It's a well-known tenet that Perspective Control (PC) or tilt/shift lenses
are intended for shooting architectural subjects. But who says you have to use
them that way?
tilt/shift lenses from Canon allow tilting on one axis while shifting
perpendicular to that axis. On this shot of Point Piños the
depth of field provided by the TS-E 24mm f/3.5L was adequate without
using this feature but it can be used to optimize focus in some
All Photos © 2006, Joseph A. Dickerson, All Rights Reserved
A PC lens lets you do a certain amount of tilt/shift, rise/fall control, a
limited equivalent to a technique that view camera photographers can fully exploit
via the movable standards on their gear. Canon offers three such lenses: the
TS-E 24mm f/3.5L, the TS-E 45mm f/2.8, and the TS-E 90mm f/2.8. For Nikon users
there is the amazing PC Micro Nikkor 85mm f/2.8D. So what do you do if you don't
shoot with Canon or Nikon gear? Well, there are PC (shift only) lenses offered
for other systems--check the manufacturer's website to see if there
is one for your camera.
images are added to Panorama Maker 3.0 in the order that you want
them stitched (left to right), then click on Include All. This will
start the stitching process and take you to the next dialog screen.
Zörkendorfer manufactures tilt/shift attachments that can be adapted
to fit many cameras, including medium format. Both Horseman and Wista (HP Marketing)
have recently introduced view camera-like devices that convert a normal SLR
camera into a mini view camera.
screen shows the complete panorama, you can zoom in to inspect the
areas where the images join to make sure there are no anomalies.
You can also use the Fine Tune tool if you find any problems.
One exciting technique I have been playing with for a while now is stitching
images together in the computer to create composite panoramas. It's a
blast and it creates images that look like they were shot with a dedicated panoramic
camera. My fascination with panoramas started when I acquired a 6x12cm rollfilm
back for my 4x5 view camera. I really like the wide aspect ratio, the 6x12cm
rollfilm back is easy to use, and the 6x12cm negatives will print on a standard
4x5 enlarger. As my interest in panoramas grew I looked into shooting 6x17cm,
but found the cameras somewhat limited and, for me, too expensive. The Hasselblad
XPan seemed like a great compromise but I really didn't need yet another
camera system. While the XPan is no longer being produced you can still find
some dealer stock and used models.
completed panorama. You can choose what you want to do with it and
where you'd like to save it. I save mine as TIFF files and
save them to the desktop. I then open them in Photoshop to size
and optimize them.
Then serendipity showed up in an opportunity to take a panoramic class taught
by George Lepp and Brian Lawler at the Lepp Institute of Digital Imaging in
Los Osos, California. Long-time friends of mine, and panoramic photographers

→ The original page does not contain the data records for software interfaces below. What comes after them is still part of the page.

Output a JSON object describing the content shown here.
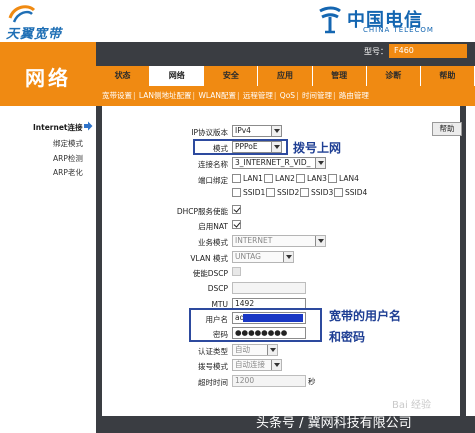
{
  "header": {
    "brand_left": "天翼宽带",
    "brand_right_cn": "中国电信",
    "brand_right_en": "CHINA TELECOM",
    "model_label": "型号：",
    "model_value": "F460"
  },
  "section_title": "网络",
  "tabs": [
    {
      "label": "状态",
      "active": false
    },
    {
      "label": "网络",
      "active": true
    },
    {
      "label": "安全",
      "active": false
    },
    {
      "label": "应用",
      "active": false
    },
    {
      "label": "管理",
      "active": false
    },
    {
      "label": "诊断",
      "active": false
    },
    {
      "label": "帮助",
      "active": false
    }
  ],
  "subtabs": [
    "宽带设置",
    "LAN侧地址配置",
    "WLAN配置",
    "远程管理",
    "QoS",
    "时间管理",
    "路由管理"
  ],
  "sidebar": {
    "items": [
      "Internet连接",
      "绑定模式",
      "ARP检测",
      "ARP老化"
    ]
  },
  "help_label": "帮助",
  "form": {
    "ip_version": {
      "label": "IP协议版本",
      "value": "IPv4"
    },
    "mode": {
      "label": "模式",
      "value": "PPPoE"
    },
    "connection_name": {
      "label": "连接名称",
      "value": "3_INTERNET_R_VID_"
    },
    "port_binding": {
      "label": "端口绑定",
      "lan": [
        "LAN1",
        "LAN2",
        "LAN3",
        "LAN4"
      ],
      "ssid": [
        "SSID1",
        "SSID2",
        "SSID3",
        "SSID4"
      ]
    },
    "dhcp": {
      "label": "DHCP服务使能"
    },
    "nat": {
      "label": "启用NAT"
    },
    "service_mode": {
      "label": "业务模式",
      "value": "INTERNET"
    },
    "vlan_mode": {
      "label": "VLAN 模式",
      "value": "UNTAG"
    },
    "dscp_enable": {
      "label": "使能DSCP"
    },
    "dscp": {
      "label": "DSCP",
      "value": ""
    },
    "mtu": {
      "label": "MTU",
      "value": "1492"
    },
    "username": {
      "label": "用户名",
      "value": "ad"
    },
    "password": {
      "label": "密码",
      "value": "●●●●●●●●"
    },
    "auth_type": {
      "label": "认证类型",
      "value": "自动"
    },
    "dial_mode": {
      "label": "拨号模式",
      "value": "自动连接"
    },
    "timeout": {
      "label": "超时时间",
      "value": "1200",
      "unit": "秒"
    }
  },
  "annotations": {
    "dial": "拨号上网",
    "account_line1": "宽带的用户名",
    "account_line2": "和密码"
  },
  "watermark": "头条号 / 冀网科技有限公司",
  "baidu_mark": "Bai 经验",
  "colors": {
    "orange": "#f08a12",
    "dark": "#3a3d42",
    "annotation_blue": "#2d4a9e"
  }
}
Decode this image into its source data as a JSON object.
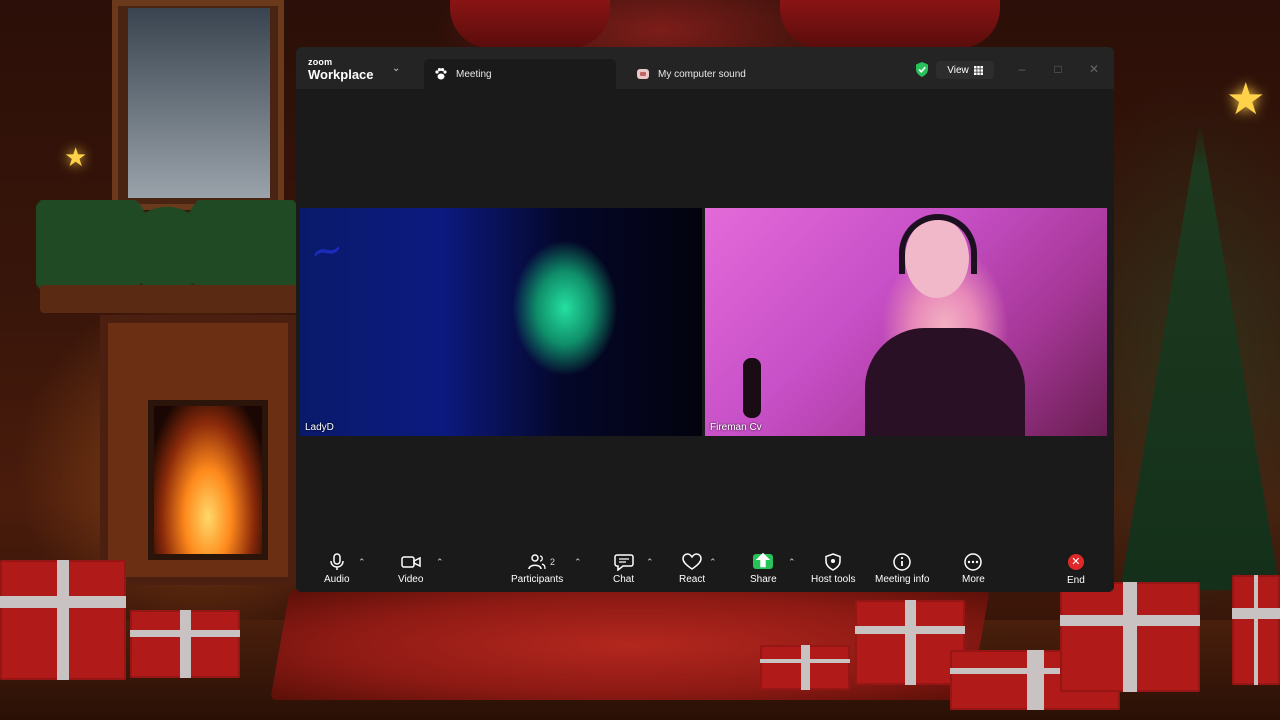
{
  "app": {
    "brand_small": "zoom",
    "brand_name": "Workplace"
  },
  "tabs": [
    {
      "label": "Meeting",
      "icon": "paw-icon"
    },
    {
      "label": "My computer sound",
      "icon": "speaker-icon"
    }
  ],
  "header": {
    "view_label": "View",
    "security_status_color": "#27c25a"
  },
  "participants": [
    {
      "name": "LadyD"
    },
    {
      "name": "Fireman Cv"
    }
  ],
  "toolbar": {
    "audio": "Audio",
    "video": "Video",
    "participants": "Participants",
    "participant_count": "2",
    "chat": "Chat",
    "react": "React",
    "share": "Share",
    "host_tools": "Host tools",
    "meeting_info": "Meeting info",
    "more": "More",
    "end": "End"
  },
  "colors": {
    "share_green": "#27c25a",
    "end_red": "#e02828"
  }
}
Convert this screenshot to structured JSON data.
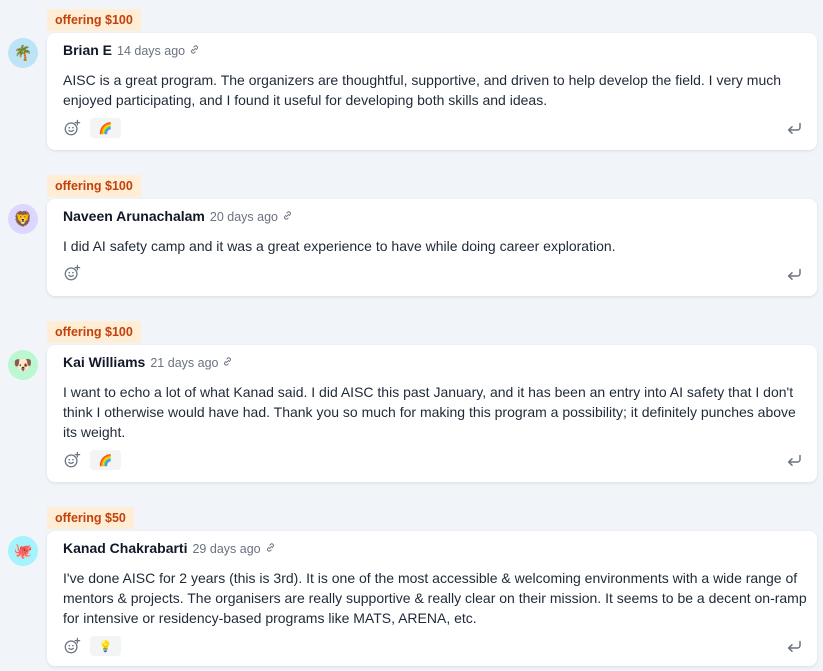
{
  "comments": [
    {
      "offer": "offering $100",
      "avatar": "🌴",
      "avatar_bg": "#bde3f7",
      "author": "Brian E",
      "time": "14 days ago",
      "text": "AISC is a great program. The organizers are thoughtful, supportive, and driven to help develop the field. I very much enjoyed participating, and I found it useful for developing both skills and ideas.",
      "reaction": "🌈"
    },
    {
      "offer": "offering $100",
      "avatar": "🦁",
      "avatar_bg": "#ddd6fe",
      "author": "Naveen Arunachalam",
      "time": "20 days ago",
      "text": "I did AI safety camp and it was a great experience to have while doing career exploration.",
      "reaction": ""
    },
    {
      "offer": "offering $100",
      "avatar": "🐶",
      "avatar_bg": "#bbf7d0",
      "author": "Kai Williams",
      "time": "21 days ago",
      "text": "I want to echo a lot of what Kanad said. I did AISC this past January, and it has been an entry into AI safety that I don't think I otherwise would have had. Thank you so much for making this program a possibility; it definitely punches above its weight.",
      "reaction": "🌈"
    },
    {
      "offer": "offering $50",
      "avatar": "🐙",
      "avatar_bg": "#a5f3fc",
      "author": "Kanad Chakrabarti",
      "time": "29 days ago",
      "text": "I've done AISC for 2 years (this is 3rd). It is one of the most accessible & welcoming environments with a wide range of mentors & projects. The organisers are really supportive & really clear on their mission. It seems to be a decent on-ramp for intensive or residency-based programs like MATS, ARENA, etc.",
      "reaction": "💡"
    }
  ],
  "colors": {
    "badge_bg": "#ffedd5",
    "badge_text": "#c2410c",
    "page_bg": "#f1f5f9",
    "card_bg": "#ffffff"
  },
  "icons": {
    "link": "link-icon",
    "add_reaction": "add-reaction-icon",
    "reply": "reply-icon"
  }
}
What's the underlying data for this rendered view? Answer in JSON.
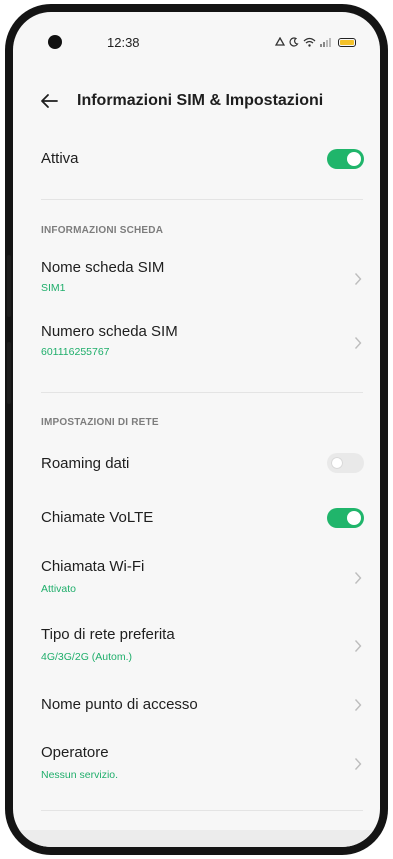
{
  "status_bar": {
    "time": "12:38"
  },
  "header": {
    "title": "Informazioni SIM & Impostazioni"
  },
  "active": {
    "label": "Attiva",
    "enabled": true
  },
  "sections": {
    "card_info": "INFORMAZIONI SCHEDA",
    "network_settings": "IMPOSTAZIONI DI RETE"
  },
  "card_info": {
    "sim_name": {
      "label": "Nome scheda SIM",
      "value": "SIM1"
    },
    "sim_number": {
      "label": "Numero scheda SIM",
      "value": "601116255767"
    }
  },
  "network": {
    "data_roaming": {
      "label": "Roaming dati",
      "enabled": false
    },
    "volte": {
      "label": "Chiamate VoLTE",
      "enabled": true
    },
    "wifi_calling": {
      "label": "Chiamata Wi-Fi",
      "value": "Attivato"
    },
    "preferred_network": {
      "label": "Tipo di rete preferita",
      "value": "4G/3G/2G (Autom.)"
    },
    "apn": {
      "label": "Nome punto di accesso"
    },
    "operator": {
      "label": "Operatore",
      "value": "Nessun servizio."
    }
  },
  "colors": {
    "accent": "#20b56b",
    "subtext": "#1fae6b",
    "battery": "#f4c22a"
  },
  "icons": [
    "back-arrow-icon",
    "chevron-right-icon",
    "signal-icon",
    "wifi-icon",
    "battery-icon"
  ]
}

extraordinaire, Lepp and Lawler taught us to stitch images together using Photoshop
or an inexpensive, easy to use, software called Panorama Maker 3.0 by ArcSoft.
Problem solved, sorta. This eliminated the need for a specialized camera system
but the shots are not always simple to align. Care must be taken to allow enough
overlap of the images to facilitate the matching of elements within adjoining
frames. But with proper technique and attention to detail even 360Þ panoramas
are possible using virtually any camera.